The term "shammy" comes from the word "chamois," which refers to the hide of an animal such as a deer or sheep. This is a very soft and super-absorbent material, so it's perfect for using after you've washed your car or when you have a wet surface to dry.
It's a little bit tricky at first, but once you know the proper steps, you'll be drying your car off in no time.
Place the chamois on the hood of the car and spray it down using the hose. Most chamoises dry to a hard shape after use, so you want to completely saturate the chamois to loosen it up to a malleable state. Wring it out and soak it twice.
Wring out the chamois and lay it flat on the surface you want to dry. Hold the two corners closest to you with your index finger and thumb, then pull the chamois toward you, keeping it as flat as possible against the surface of the paint. This will remove all of the major water spots from the surface.
- The term "shammy" comes from the word "chamois," which refers to the hide of an animal such as a deer or sheep.
- Most chamoises dry to a hard shape after use, so you want to completely saturate the chamois to loosen it up to a malleable state.
Turn around and wring out the chamois so you don't get water on your newly dried surface. Ball up the chamois with your hands, then run it against the area you just dried to ensure that the small water spots are gone.
Repeat steps 2 and 3 until the car is completely dry. Once it is, store the chamois in a dry location so that it doesn't develop mould or mildew.

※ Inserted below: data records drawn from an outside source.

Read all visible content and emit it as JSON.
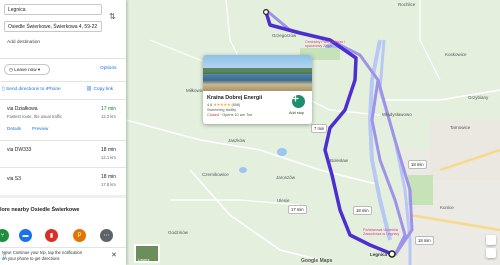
{
  "directions": {
    "origin_value": "Legnica",
    "destination_value": "Osiedle Świerkowe, Świerkowa 4, 59-22",
    "add_destination": "Add destination",
    "leave_now": "Leave now",
    "options": "Options",
    "send_to_phone": "Send directions to iPhone",
    "copy_link": "Copy link"
  },
  "routes": [
    {
      "name": "via Działkowa",
      "time": "17 min",
      "distance": "12.2 km",
      "note": "Fastest route, the usual traffic",
      "details": "Details",
      "preview": "Preview"
    },
    {
      "name": "via DW333",
      "time": "18 min",
      "distance": "12.1 km"
    },
    {
      "name": "via S3",
      "time": "18 min",
      "distance": "17.8 km"
    }
  ],
  "nearby_title": "lore nearby Osiedle Świerkowe",
  "notification": {
    "line1": "New! Continue your trip, tap the notification",
    "line2": "on your phone to get directions"
  },
  "place_card": {
    "name": "Kraina Dobrej Energii",
    "rating": "4.6",
    "stars": "★★★★★",
    "reviews": "(658)",
    "category": "Swimming facility",
    "hours_closed": "Closed",
    "hours_rest": " · Opens 10 am Tue",
    "add_stop": "Add stop"
  },
  "map": {
    "labels": {
      "rochlice": "Rochlice",
      "koskowice": "Koskowice",
      "milkowice": "Miłkowice",
      "winiszw": "Władysławowo",
      "jaszkow": "Jaszków",
      "bolesl": "Bolesław",
      "grzegorzow": "Grzegorzów",
      "czerniki": "Czernikowice",
      "jaroszow": "Jaroszów",
      "godzin": "Godzinów",
      "ulesie": "Ulesie",
      "legnica": "Legnica",
      "tarnow": "Tarnowice",
      "pwsz": "Państwowa Uczelnia Zawodowa w Legnicy",
      "grzyb": "Grzybiany",
      "lake": "Centralny Park Kwiatów i spacerowy Zegar",
      "kunice": "Kunice"
    },
    "badges": {
      "b1": "18 min",
      "b2": "18 min",
      "b3": "17 min",
      "b4": "18 min"
    },
    "exit_label": "7 min",
    "layers_label": "Layers",
    "google_logo": "Google Maps",
    "cluster": "+1"
  },
  "colors": {
    "route": "#4b2fd0",
    "accent": "#1a73e8",
    "green": "#188038"
  }
}
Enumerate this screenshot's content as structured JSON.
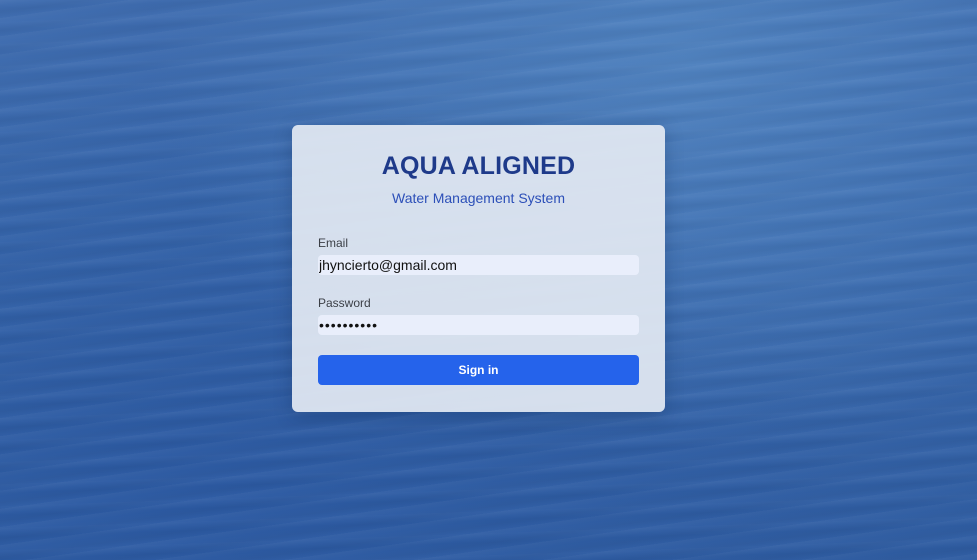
{
  "brand": {
    "title": "AQUA ALIGNED",
    "subtitle": "Water Management System"
  },
  "form": {
    "email_label": "Email",
    "email_value": "jhyncierto@gmail.com",
    "password_label": "Password",
    "password_value": "jhyncierto",
    "submit_label": "Sign in"
  },
  "colors": {
    "background": "#3868ad",
    "card": "#e2e8f2",
    "title": "#1e3a8a",
    "subtitle": "#2c4fb8",
    "input": "#e9eefb",
    "button": "#2563eb"
  }
}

Russell Wood is a writer and photographer who attended Arizona State University. He has been building custom cars and trucks since 1994, including several cover vehicles. In 2000 Wood started a career as a writer, and since then he has dedicated his business to writing and photographing cars and trucks, as well as helping people learn more about how vehicles work.